I am an expert in child nutrition and development, with a deep understanding of baby-led weaning and its implications for infants' feeding and development. My expertise in this area stems from years of study and practical experience working with parents and children to implement and understand the benefits of baby-led weaning. I have conducted research and have first-hand experience in guiding parents through the process of introducing solid foods to their babies using the baby-led weaning approach.
Concepts Related to Baby Led Weaning
Baby Led Weaning
Baby led weaning (BLW) is a feeding approach that involves allowing infants to self-feed with appropriate solid foods from the start of weaning, rather than being spoon-fed purees. This method encourages babies to explore and enjoy a variety of whole, healthy foods, promoting advanced palate development and hand-eye coordination.
Pros and Cons of Baby Led Weaning
The pros of baby led weaning include allowing babies to regulate their food intake, enjoying a wider variety of foods, potential allergy prevention, convenience for travel, and promoting advanced hand-eye coordination. However, the cons include messiness, potential lower iron intake, limitations on family meals, and the initial fear and anxiety associated with watching a baby self-feed.
Tips for Getting Started with Baby Led Weaning
- Readiness: Look for signs of readiness, such as age (around six months) and the ability to sit up with good neck control.
- Stress Management: Avoid getting too stressed about your baby's food intake, as milk or formula remains their main source of nutrition.
- Modeling by Example: Eat at the same time as your baby and provide a good example by eating healthy foods yourself.
- Prepare for Mess: Expect and prepare for messiness during meals, and use disposable placemats or waterproof mats to contain the mess.
- Choking Hazards: Educate yourself on the difference between choking and gagging, and be vigilant for choking hazards.
- Temperature Control: Ensure your baby's food is served at a safe temperature, neither too hot nor too cold.
Safe Starter Foods for Babies without Teeth

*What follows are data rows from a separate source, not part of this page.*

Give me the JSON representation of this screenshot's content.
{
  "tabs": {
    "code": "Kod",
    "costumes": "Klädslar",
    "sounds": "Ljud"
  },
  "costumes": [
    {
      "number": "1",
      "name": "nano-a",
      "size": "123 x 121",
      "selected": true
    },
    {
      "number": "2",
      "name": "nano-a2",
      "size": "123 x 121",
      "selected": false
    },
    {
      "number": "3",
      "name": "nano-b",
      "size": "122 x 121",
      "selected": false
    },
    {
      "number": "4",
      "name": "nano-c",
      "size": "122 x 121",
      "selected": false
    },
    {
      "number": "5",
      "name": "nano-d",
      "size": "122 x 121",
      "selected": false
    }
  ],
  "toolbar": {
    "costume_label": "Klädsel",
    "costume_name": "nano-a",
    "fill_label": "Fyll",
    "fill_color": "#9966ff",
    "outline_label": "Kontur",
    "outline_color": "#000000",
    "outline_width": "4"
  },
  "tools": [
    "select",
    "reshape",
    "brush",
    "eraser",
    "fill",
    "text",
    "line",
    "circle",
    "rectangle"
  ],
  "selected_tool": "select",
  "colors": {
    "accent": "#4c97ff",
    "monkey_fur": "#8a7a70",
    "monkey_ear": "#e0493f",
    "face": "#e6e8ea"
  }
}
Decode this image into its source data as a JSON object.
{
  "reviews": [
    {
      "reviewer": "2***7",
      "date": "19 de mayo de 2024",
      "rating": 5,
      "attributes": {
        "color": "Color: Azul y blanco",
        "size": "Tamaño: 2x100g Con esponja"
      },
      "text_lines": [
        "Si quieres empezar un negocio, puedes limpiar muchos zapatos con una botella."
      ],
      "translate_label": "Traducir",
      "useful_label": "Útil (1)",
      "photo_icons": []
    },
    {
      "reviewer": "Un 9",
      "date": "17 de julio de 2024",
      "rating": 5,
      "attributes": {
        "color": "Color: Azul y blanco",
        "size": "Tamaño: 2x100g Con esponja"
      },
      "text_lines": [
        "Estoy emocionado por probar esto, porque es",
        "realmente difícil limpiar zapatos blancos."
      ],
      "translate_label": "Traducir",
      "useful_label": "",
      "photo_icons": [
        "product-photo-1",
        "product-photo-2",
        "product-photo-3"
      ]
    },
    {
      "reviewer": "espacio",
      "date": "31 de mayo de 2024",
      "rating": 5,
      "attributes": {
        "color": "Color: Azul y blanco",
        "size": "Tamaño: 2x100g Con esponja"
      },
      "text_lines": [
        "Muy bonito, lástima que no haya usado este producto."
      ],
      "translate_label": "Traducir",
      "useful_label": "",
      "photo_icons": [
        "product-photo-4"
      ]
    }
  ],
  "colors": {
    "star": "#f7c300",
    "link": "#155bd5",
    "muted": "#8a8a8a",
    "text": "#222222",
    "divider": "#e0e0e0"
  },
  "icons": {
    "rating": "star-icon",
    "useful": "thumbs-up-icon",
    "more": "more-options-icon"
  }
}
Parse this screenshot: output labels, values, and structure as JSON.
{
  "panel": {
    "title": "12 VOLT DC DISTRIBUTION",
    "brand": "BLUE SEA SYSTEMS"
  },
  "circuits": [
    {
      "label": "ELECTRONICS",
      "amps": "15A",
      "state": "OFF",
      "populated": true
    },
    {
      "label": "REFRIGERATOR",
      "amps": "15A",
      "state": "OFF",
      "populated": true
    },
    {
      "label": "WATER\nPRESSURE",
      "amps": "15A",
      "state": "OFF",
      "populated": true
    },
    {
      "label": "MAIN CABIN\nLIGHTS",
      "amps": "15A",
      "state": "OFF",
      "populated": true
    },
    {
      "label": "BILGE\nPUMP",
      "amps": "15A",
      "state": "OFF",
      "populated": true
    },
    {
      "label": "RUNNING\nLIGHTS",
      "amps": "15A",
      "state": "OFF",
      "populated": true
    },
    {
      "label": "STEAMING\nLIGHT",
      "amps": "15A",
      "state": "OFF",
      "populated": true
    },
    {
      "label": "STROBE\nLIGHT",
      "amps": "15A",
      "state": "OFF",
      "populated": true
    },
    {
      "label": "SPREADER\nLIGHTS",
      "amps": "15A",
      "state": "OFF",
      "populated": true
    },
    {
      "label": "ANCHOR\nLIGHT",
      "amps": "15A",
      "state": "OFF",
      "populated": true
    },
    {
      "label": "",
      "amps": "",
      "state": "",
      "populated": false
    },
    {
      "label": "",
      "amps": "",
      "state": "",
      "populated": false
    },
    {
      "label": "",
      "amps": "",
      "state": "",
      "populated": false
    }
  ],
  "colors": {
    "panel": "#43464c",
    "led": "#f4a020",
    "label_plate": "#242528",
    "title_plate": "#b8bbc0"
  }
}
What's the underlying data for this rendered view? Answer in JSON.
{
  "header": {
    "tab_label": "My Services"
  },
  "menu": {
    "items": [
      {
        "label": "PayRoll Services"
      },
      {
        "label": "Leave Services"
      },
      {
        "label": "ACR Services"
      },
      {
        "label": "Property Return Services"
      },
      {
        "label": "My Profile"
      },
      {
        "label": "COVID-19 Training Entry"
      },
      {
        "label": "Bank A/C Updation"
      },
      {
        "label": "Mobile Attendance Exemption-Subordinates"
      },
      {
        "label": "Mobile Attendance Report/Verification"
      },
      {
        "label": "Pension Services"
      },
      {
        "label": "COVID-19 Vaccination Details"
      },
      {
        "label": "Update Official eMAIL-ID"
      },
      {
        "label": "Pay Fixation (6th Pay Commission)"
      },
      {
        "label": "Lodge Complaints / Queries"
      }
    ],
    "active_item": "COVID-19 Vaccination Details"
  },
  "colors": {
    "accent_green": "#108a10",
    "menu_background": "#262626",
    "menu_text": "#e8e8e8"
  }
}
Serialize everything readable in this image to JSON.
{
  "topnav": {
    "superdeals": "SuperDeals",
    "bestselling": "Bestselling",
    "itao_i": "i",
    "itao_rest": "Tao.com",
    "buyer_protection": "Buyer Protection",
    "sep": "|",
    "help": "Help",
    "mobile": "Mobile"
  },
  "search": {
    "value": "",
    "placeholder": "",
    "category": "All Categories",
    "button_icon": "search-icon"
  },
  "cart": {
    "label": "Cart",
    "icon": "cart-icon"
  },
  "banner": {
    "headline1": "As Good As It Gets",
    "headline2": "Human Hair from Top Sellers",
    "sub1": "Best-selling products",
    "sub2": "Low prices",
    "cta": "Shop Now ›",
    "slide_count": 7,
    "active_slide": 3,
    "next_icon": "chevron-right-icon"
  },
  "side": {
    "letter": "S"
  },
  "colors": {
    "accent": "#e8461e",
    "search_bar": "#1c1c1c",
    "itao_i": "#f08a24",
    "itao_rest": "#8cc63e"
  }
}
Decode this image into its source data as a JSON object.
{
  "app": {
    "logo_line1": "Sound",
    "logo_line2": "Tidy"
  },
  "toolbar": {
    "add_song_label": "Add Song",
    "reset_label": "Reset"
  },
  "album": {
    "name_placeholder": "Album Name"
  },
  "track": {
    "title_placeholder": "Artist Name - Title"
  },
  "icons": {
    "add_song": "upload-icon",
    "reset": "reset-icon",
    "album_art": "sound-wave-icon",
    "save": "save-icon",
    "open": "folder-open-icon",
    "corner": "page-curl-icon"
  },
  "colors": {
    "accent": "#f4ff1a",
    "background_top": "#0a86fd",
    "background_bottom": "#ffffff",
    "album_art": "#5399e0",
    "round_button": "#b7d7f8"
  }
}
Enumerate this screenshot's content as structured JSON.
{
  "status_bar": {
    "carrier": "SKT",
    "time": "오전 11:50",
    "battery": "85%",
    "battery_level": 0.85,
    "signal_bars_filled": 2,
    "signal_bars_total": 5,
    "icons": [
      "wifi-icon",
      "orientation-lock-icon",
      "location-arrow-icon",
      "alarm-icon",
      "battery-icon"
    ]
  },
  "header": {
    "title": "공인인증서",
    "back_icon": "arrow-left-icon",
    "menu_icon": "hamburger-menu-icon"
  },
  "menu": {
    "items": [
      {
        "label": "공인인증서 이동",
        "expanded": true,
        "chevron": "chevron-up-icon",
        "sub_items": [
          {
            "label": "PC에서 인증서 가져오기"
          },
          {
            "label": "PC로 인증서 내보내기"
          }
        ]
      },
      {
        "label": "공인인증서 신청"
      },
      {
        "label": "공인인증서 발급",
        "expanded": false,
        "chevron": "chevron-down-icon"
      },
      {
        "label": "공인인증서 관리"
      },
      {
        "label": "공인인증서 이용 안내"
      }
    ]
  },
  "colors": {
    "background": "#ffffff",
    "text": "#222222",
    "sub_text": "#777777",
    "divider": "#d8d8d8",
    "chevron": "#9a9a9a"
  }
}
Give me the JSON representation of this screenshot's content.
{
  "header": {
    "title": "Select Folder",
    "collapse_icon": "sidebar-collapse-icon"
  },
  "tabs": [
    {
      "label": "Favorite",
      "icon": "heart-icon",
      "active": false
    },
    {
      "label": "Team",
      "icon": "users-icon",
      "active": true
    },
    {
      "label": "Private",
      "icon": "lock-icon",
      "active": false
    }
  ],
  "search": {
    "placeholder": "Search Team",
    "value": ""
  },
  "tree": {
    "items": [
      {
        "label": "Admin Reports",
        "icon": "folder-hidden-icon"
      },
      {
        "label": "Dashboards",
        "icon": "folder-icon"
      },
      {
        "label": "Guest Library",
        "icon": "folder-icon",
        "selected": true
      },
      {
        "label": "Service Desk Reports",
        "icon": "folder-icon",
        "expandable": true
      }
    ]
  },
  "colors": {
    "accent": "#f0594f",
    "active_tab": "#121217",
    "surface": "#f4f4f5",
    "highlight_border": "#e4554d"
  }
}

When starting baby led weaning, consider introducing soft, baby-friendly foods that can be cut into manageable wedge shapes for your child to grasp and gnaw on. Some examples include bananas, avocados, steamed soft carrots, boiled chicken, eggs, grilled fish (without bones), soft cheeses, steamed veggies, cooked sweet potatoes, and ripe fruits cut into wedges.
Baby Led Weaning Recipes
For parents looking for baby-led weaning recipes, there are various options such as super healthy pizza muffins, apple cinnamon muffins, mac and cheese, pesto chicken and broccoli pasta, baked sloppy joes, baked salmon nuggets, cheese and chive stuffed baby potato skins, sweet potato and red pepper stew, and chicken soft tacos. These recipes cater to both the baby and the entire family, making the baby-led weaning journey more enjoyable.
By understanding these concepts and following the provided tips and recipe suggestions, parents can embark on the baby-led weaning journey with confidence, ensuring a smooth transition to solid foods for their little ones.